- [What to produce] Repeat every entry, word for word, leaving no line out.

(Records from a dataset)
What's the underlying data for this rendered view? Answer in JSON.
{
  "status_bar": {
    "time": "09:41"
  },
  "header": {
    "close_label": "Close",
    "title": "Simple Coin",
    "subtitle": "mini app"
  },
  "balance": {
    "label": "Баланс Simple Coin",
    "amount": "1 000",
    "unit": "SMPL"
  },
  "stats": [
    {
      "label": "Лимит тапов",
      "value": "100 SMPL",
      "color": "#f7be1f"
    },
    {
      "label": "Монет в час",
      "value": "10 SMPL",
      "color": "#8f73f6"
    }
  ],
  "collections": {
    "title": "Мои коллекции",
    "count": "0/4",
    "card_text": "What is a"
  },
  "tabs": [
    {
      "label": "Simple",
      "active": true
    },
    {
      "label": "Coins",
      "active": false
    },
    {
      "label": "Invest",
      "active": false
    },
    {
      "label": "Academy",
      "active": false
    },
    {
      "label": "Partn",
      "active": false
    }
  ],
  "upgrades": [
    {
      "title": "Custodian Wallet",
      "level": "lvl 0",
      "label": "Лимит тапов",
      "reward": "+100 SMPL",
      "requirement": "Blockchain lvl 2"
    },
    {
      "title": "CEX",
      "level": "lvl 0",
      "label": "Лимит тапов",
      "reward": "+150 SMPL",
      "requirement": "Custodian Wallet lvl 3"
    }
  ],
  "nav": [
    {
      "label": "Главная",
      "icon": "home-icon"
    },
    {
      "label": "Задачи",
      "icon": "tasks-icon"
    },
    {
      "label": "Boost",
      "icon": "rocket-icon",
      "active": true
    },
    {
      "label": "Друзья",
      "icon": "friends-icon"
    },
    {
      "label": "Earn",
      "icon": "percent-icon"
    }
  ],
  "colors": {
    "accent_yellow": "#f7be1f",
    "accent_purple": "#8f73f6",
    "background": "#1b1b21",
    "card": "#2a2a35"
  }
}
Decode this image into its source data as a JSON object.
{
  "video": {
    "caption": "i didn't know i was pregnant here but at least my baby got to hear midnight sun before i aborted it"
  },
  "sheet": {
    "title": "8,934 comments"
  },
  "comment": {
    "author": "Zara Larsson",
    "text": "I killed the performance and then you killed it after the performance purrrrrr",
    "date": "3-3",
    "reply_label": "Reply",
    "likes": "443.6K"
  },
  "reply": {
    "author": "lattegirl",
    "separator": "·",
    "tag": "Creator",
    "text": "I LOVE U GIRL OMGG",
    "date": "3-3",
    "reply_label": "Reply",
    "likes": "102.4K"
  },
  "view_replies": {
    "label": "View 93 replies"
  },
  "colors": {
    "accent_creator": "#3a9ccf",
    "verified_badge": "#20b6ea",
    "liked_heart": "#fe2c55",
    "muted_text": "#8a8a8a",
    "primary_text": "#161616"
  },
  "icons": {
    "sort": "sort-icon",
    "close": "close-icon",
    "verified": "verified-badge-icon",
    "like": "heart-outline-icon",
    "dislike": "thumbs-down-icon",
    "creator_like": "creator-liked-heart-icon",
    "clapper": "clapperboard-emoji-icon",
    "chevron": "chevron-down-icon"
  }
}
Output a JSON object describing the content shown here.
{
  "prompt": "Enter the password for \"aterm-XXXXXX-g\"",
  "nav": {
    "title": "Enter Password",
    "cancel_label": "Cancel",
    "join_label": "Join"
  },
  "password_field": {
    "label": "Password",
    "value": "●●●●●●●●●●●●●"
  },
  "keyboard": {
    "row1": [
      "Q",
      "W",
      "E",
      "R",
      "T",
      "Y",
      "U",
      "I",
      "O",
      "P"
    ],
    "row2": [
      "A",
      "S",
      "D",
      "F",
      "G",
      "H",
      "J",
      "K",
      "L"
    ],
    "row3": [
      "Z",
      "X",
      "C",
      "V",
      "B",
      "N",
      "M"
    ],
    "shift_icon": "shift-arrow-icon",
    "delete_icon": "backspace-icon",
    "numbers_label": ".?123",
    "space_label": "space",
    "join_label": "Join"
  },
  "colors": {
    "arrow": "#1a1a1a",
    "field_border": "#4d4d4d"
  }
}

- [Exercise result]
What's the underlying data for this rendered view? Answer in JSON.
{
  "status_bar": {
    "time": "09:41"
  },
  "header": {
    "close_label": "Close",
    "title": "Simple Coin",
    "subtitle": "mini app"
  },
  "balance": {
    "label": "Баланс Simple Coin",
    "amount": "1 000",
    "unit": "SMPL"
  },
  "stats": [
    {
      "label": "Лимит тапов",
      "value": "100 SMPL",
      "color": "#f7be1f"
    },
    {
      "label": "Монет в час",
      "value": "10 SMPL",
      "color": "#8f73f6"
    }
  ],
  "collections": {
    "title": "Мои коллекции",
    "count": "0/4",
    "card_text": "What is a"
  },
  "tabs": [
    {
      "label": "Simple",
      "active": true
    },
    {
      "label": "Coins",
      "active": false
    },
    {
      "label": "Invest",
      "active": false
    },
    {
      "label": "Academy",
      "active": false
    },
    {
      "label": "Partn",
      "active": false
    }
  ],
  "upgrades": [
    {
      "title": "Custodian Wallet",
      "level": "lvl 0",
      "label": "Лимит тапов",
      "reward": "+100 SMPL",
      "requirement": "Blockchain lvl 2"
    },
    {
      "title": "CEX",
      "level": "lvl 0",
      "label": "Лимит тапов",
      "reward": "+150 SMPL",
      "requirement": "Custodian Wallet lvl 3"
    }
  ],
  "nav": [
    {
      "label": "Главная",
      "icon": "home-icon"
    },
    {
      "label": "Задачи",
      "icon": "tasks-icon"
    },
    {
      "label": "Boost",
      "icon": "rocket-icon",
      "active": true
    },
    {
      "label": "Друзья",
      "icon": "friends-icon"
    },
    {
      "label": "Earn",
      "icon": "percent-icon"
    }
  ],
  "colors": {
    "accent_yellow": "#f7be1f",
    "accent_purple": "#8f73f6",
    "background": "#1b1b21",
    "card": "#2a2a35"
  }
}
Decode this image into its source data as a JSON object.
{
  "video": {
    "caption": "i didn't know i was pregnant here but at least my baby got to hear midnight sun before i aborted it"
  },
  "sheet": {
    "title": "8,934 comments"
  },
  "comment": {
    "author": "Zara Larsson",
    "text": "I killed the performance and then you killed it after the performance purrrrrr",
    "date": "3-3",
    "reply_label": "Reply",
    "likes": "443.6K"
  },
  "reply": {
    "author": "lattegirl",
    "separator": "·",
    "tag": "Creator",
    "text": "I LOVE U GIRL OMGG",
    "date": "3-3",
    "reply_label": "Reply",
    "likes": "102.4K"
  },
  "view_replies": {
    "label": "View 93 replies"
  },
  "colors": {
    "accent_creator": "#3a9ccf",
    "verified_badge": "#20b6ea",
    "liked_heart": "#fe2c55",
    "muted_text": "#8a8a8a",
    "primary_text": "#161616"
  },
  "icons": {
    "sort": "sort-icon",
    "close": "close-icon",
    "verified": "verified-badge-icon",
    "like": "heart-outline-icon",
    "dislike": "thumbs-down-icon",
    "creator_like": "creator-liked-heart-icon",
    "clapper": "clapperboard-emoji-icon",
    "chevron": "chevron-down-icon"
  }
}
Output a JSON object describing the content shown here.
{
  "prompt": "Enter the password for \"aterm-XXXXXX-g\"",
  "nav": {
    "title": "Enter Password",
    "cancel_label": "Cancel",
    "join_label": "Join"
  },
  "password_field": {
    "label": "Password",
    "value": "●●●●●●●●●●●●●"
  },
  "keyboard": {
    "row1": [
      "Q",
      "W",
      "E",
      "R",
      "T",
      "Y",
      "U",
      "I",
      "O",
      "P"
    ],
    "row2": [
      "A",
      "S",
      "D",
      "F",
      "G",
      "H",
      "J",
      "K",
      "L"
    ],
    "row3": [
      "Z",
      "X",
      "C",
      "V",
      "B",
      "N",
      "M"
    ],
    "shift_icon": "shift-arrow-icon",
    "delete_icon": "backspace-icon",
    "numbers_label": ".?123",
    "space_label": "space",
    "join_label": "Join"
  },
  "colors": {
    "arrow": "#1a1a1a",
    "field_border": "#4d4d4d"
  }
}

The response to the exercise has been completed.